Description: Draw blood for tests, transfusions, donations, or research. May explain the procedure to patients and assist in the recovery of patients with adverse reactions.

Video Transcript

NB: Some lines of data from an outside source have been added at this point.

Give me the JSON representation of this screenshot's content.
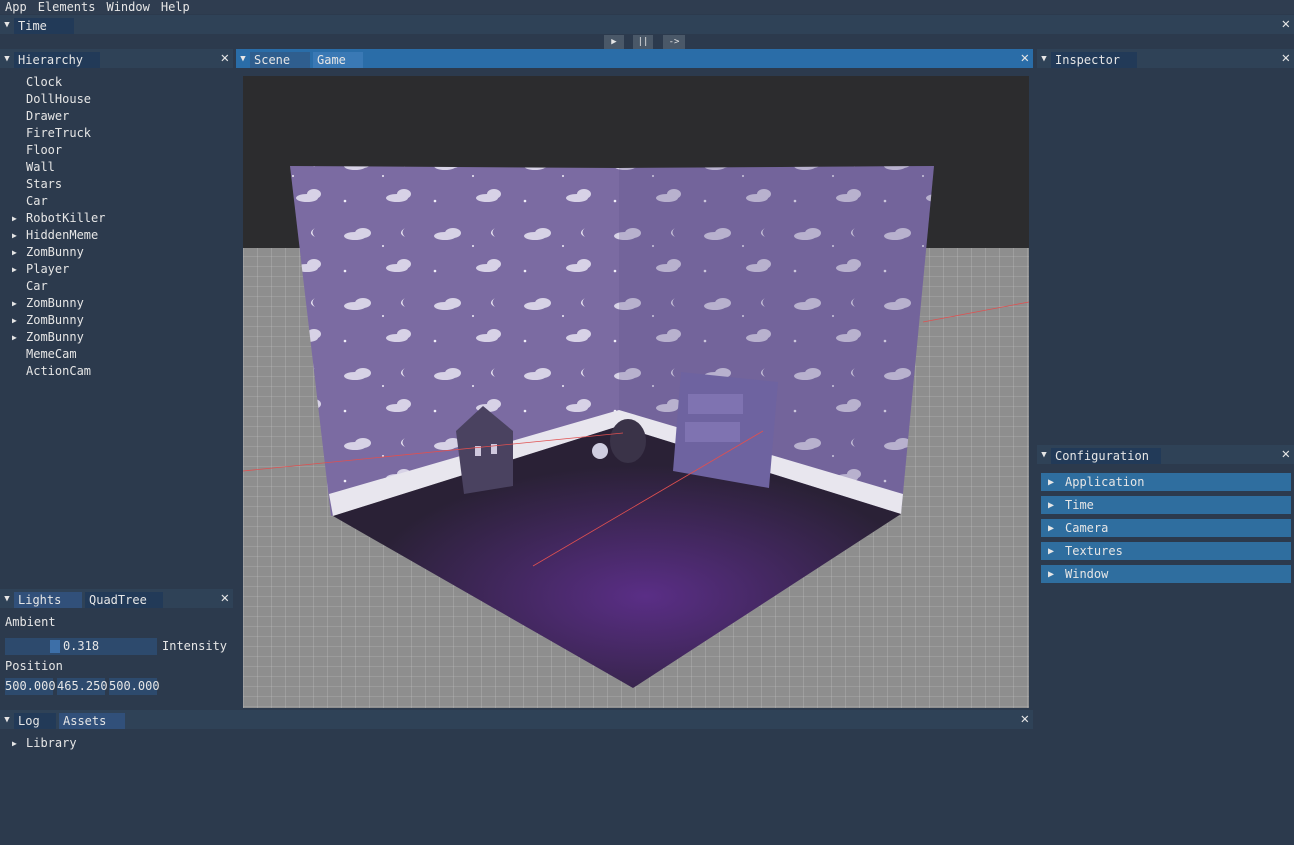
{
  "menu": [
    "App",
    "Elements",
    "Window",
    "Help"
  ],
  "time_panel": {
    "tab": "Time",
    "controls": {
      "play": "▶",
      "pause": "||",
      "step": "->"
    }
  },
  "hierarchy": {
    "tab": "Hierarchy",
    "items": [
      {
        "label": "Clock",
        "expandable": false
      },
      {
        "label": "DollHouse",
        "expandable": false
      },
      {
        "label": "Drawer",
        "expandable": false
      },
      {
        "label": "FireTruck",
        "expandable": false
      },
      {
        "label": "Floor",
        "expandable": false
      },
      {
        "label": "Wall",
        "expandable": false
      },
      {
        "label": "Stars",
        "expandable": false
      },
      {
        "label": "Car",
        "expandable": false
      },
      {
        "label": "RobotKiller",
        "expandable": true
      },
      {
        "label": "HiddenMeme",
        "expandable": true
      },
      {
        "label": "ZomBunny",
        "expandable": true
      },
      {
        "label": "Player",
        "expandable": true
      },
      {
        "label": "Car",
        "expandable": false
      },
      {
        "label": "ZomBunny",
        "expandable": true
      },
      {
        "label": "ZomBunny",
        "expandable": true
      },
      {
        "label": "ZomBunny",
        "expandable": true
      },
      {
        "label": "MemeCam",
        "expandable": false
      },
      {
        "label": "ActionCam",
        "expandable": false
      }
    ]
  },
  "scene_panel": {
    "tabs": [
      "Scene",
      "Game"
    ]
  },
  "inspector": {
    "tab": "Inspector"
  },
  "configuration": {
    "tab": "Configuration",
    "sections": [
      "Application",
      "Time",
      "Camera",
      "Textures",
      "Window"
    ]
  },
  "lights": {
    "tabs": [
      "Lights",
      "QuadTree"
    ],
    "ambient_label": "Ambient",
    "intensity_value": "0.318",
    "intensity_fraction": 0.318,
    "intensity_label": "Intensity",
    "position_label": "Position",
    "position": [
      "500.000",
      "465.250",
      "500.000"
    ]
  },
  "log": {
    "tabs": [
      "Log",
      "Assets"
    ],
    "items": [
      "Library"
    ]
  },
  "icons": {
    "collapse": "▼",
    "expand": "▶",
    "close": "✕"
  },
  "colors": {
    "background": "#2c3a4d",
    "titlebar": "#2f4257",
    "titlebar_active": "#2a6da8",
    "header": "#2f6e9f",
    "wallpaper": "#7a6aa0"
  }
}
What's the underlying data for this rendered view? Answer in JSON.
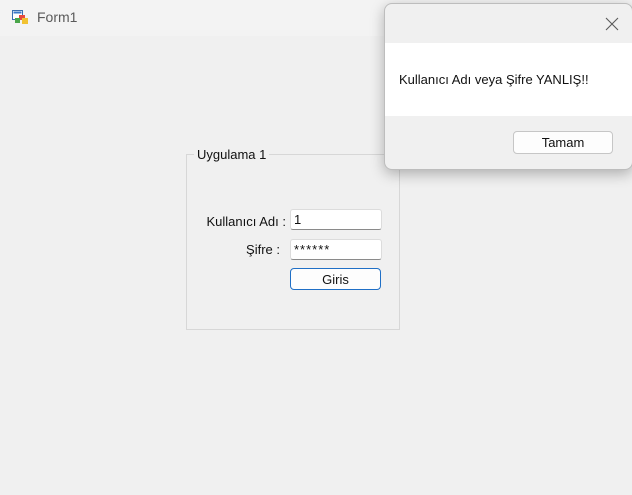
{
  "window": {
    "title": "Form1",
    "icon": "winforms-app-icon"
  },
  "groupbox": {
    "title": "Uygulama 1"
  },
  "login": {
    "username_label": "Kullanıcı Adı :",
    "username_value": "1",
    "password_label": "Şifre :",
    "password_value": "******",
    "submit_label": "Giris"
  },
  "message_box": {
    "message": "Kullanıcı Adı veya Şifre YANLIŞ!!",
    "ok_label": "Tamam",
    "close_icon": "close-icon"
  },
  "colors": {
    "background": "#f0f0f0",
    "accent_border": "#1f6fc6",
    "dialog_body": "#ffffff"
  }
}
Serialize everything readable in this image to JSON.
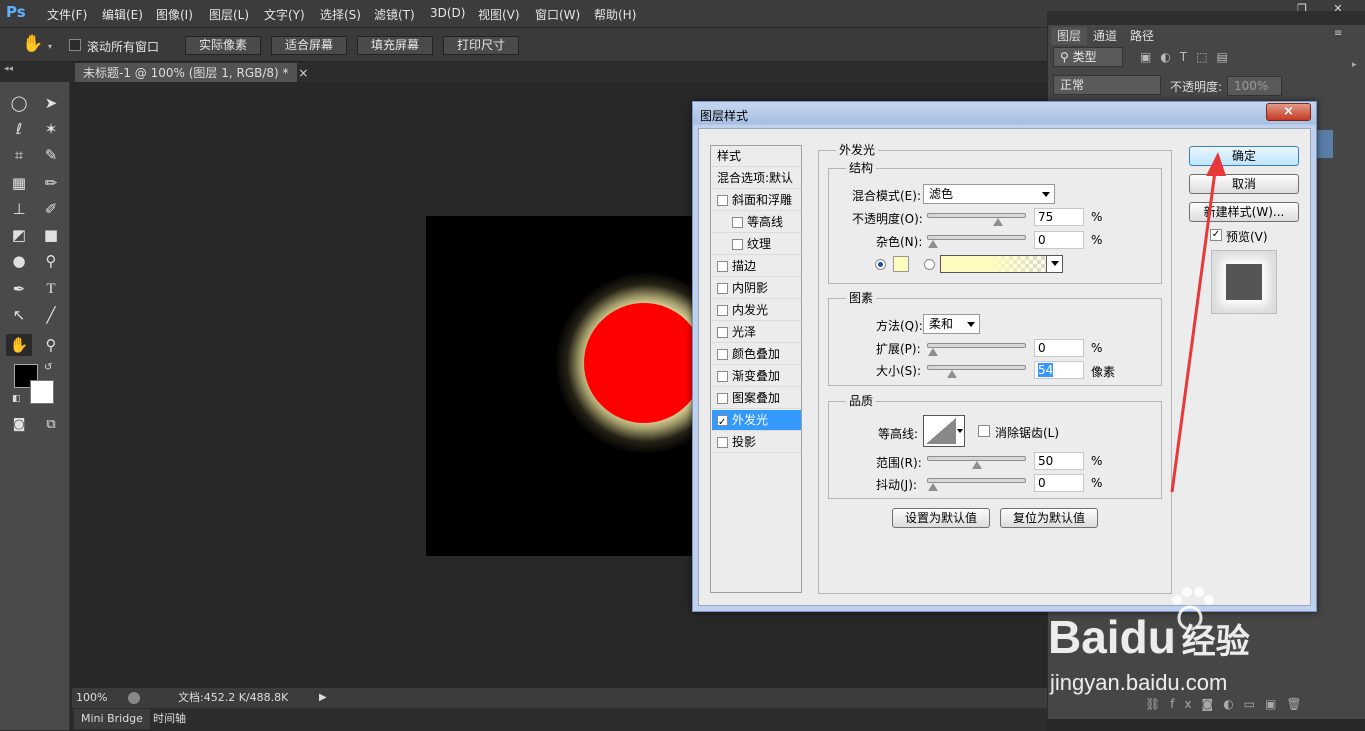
{
  "app": {
    "logo": "Ps"
  },
  "menu": [
    "文件(F)",
    "编辑(E)",
    "图像(I)",
    "图层(L)",
    "文字(Y)",
    "选择(S)",
    "滤镜(T)",
    "3D(D)",
    "视图(V)",
    "窗口(W)",
    "帮助(H)"
  ],
  "options": {
    "scroll_all_label": "滚动所有窗口",
    "actual_pixels": "实际像素",
    "fit_screen": "适合屏幕",
    "fill_screen": "填充屏幕",
    "print_size": "打印尺寸"
  },
  "document_tab": {
    "title": "未标题-1 @ 100% (图层 1, RGB/8) *",
    "close": "×"
  },
  "status": {
    "zoom": "100%",
    "doc_info": "文档:452.2 K/488.8K"
  },
  "bottom_tabs": [
    "Mini Bridge",
    "时间轴"
  ],
  "layers_panel": {
    "tabs": [
      "图层",
      "通道",
      "路径"
    ],
    "filter_kind": "类型",
    "blend_mode": "正常",
    "opacity_label": "不透明度:",
    "opacity_value": "100%"
  },
  "dialog": {
    "title": "图层样式",
    "close": "×",
    "styles_header": "样式",
    "blend_options": "混合选项:默认",
    "style_items": [
      {
        "label": "斜面和浮雕",
        "checked": false,
        "indent": false
      },
      {
        "label": "等高线",
        "checked": false,
        "indent": true
      },
      {
        "label": "纹理",
        "checked": false,
        "indent": true
      },
      {
        "label": "描边",
        "checked": false,
        "indent": false
      },
      {
        "label": "内阴影",
        "checked": false,
        "indent": false
      },
      {
        "label": "内发光",
        "checked": false,
        "indent": false
      },
      {
        "label": "光泽",
        "checked": false,
        "indent": false
      },
      {
        "label": "颜色叠加",
        "checked": false,
        "indent": false
      },
      {
        "label": "渐变叠加",
        "checked": false,
        "indent": false
      },
      {
        "label": "图案叠加",
        "checked": false,
        "indent": false
      },
      {
        "label": "外发光",
        "checked": true,
        "indent": false,
        "selected": true
      },
      {
        "label": "投影",
        "checked": false,
        "indent": false
      }
    ],
    "section_title": "外发光",
    "structure": {
      "title": "结构",
      "blend_mode_label": "混合模式(E):",
      "blend_mode_value": "滤色",
      "opacity_label": "不透明度(O):",
      "opacity_value": "75",
      "opacity_level": 75,
      "noise_label": "杂色(N):",
      "noise_value": "0",
      "noise_level": 0,
      "percent": "%",
      "glow_color": "#fffcc0"
    },
    "elements": {
      "title": "图素",
      "technique_label": "方法(Q):",
      "technique_value": "柔和",
      "spread_label": "扩展(P):",
      "spread_value": "0",
      "spread_level": 0,
      "size_label": "大小(S):",
      "size_value": "54",
      "size_unit": "像素",
      "size_level": 22
    },
    "quality": {
      "title": "品质",
      "contour_label": "等高线:",
      "antialias_label": "消除锯齿(L)",
      "range_label": "范围(R):",
      "range_value": "50",
      "range_level": 50,
      "jitter_label": "抖动(J):",
      "jitter_value": "0",
      "jitter_level": 0
    },
    "make_default": "设置为默认值",
    "reset_default": "复位为默认值",
    "ok": "确定",
    "cancel": "取消",
    "new_style": "新建样式(W)...",
    "preview_label": "预览(V)",
    "preview_checked": true
  },
  "watermark": {
    "brand": "Bai",
    "brand2": "du",
    "cn": "经验",
    "url": "jingyan.baidu.com"
  },
  "colors": {
    "accent": "#3399ff",
    "foreground": "#000000",
    "background": "#ffffff",
    "circle": "#ff0000"
  }
}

If you have donated blood or had it drawn for medical tests, you have met a phlebotomist. Phlebotomists draw blood for tests, transfusions, research, or blood donations. They talk with patients and donors to calm them, and help patients recover if needed. Phlebotomists also keep detailed records. They confirm a patient or donor’s identity, label drawn blood for testing or processing, and enter patient information into a database. They assemble and maintain medical instruments such as needles, test tubes, and blood vials. To avoid causing infection or other complications, phlebotomists must keep their work area and instruments clean and sanitary. Patients appreciate a successful first attempt when having their blood drawn, so phlebotomists work skillfully to maintain patients’ comfort and confidence. Phlebotomists work mainly in hospitals, medical and diagnostic laboratories, blood donor centers, and doctor’s offices. Most phlebotomists work full time, and may work on nights, weekends, and holidays depending on the setting. Most phlebotomists take a short technical training program and then test to become certified. Phlebotomists must be certified to work in some states.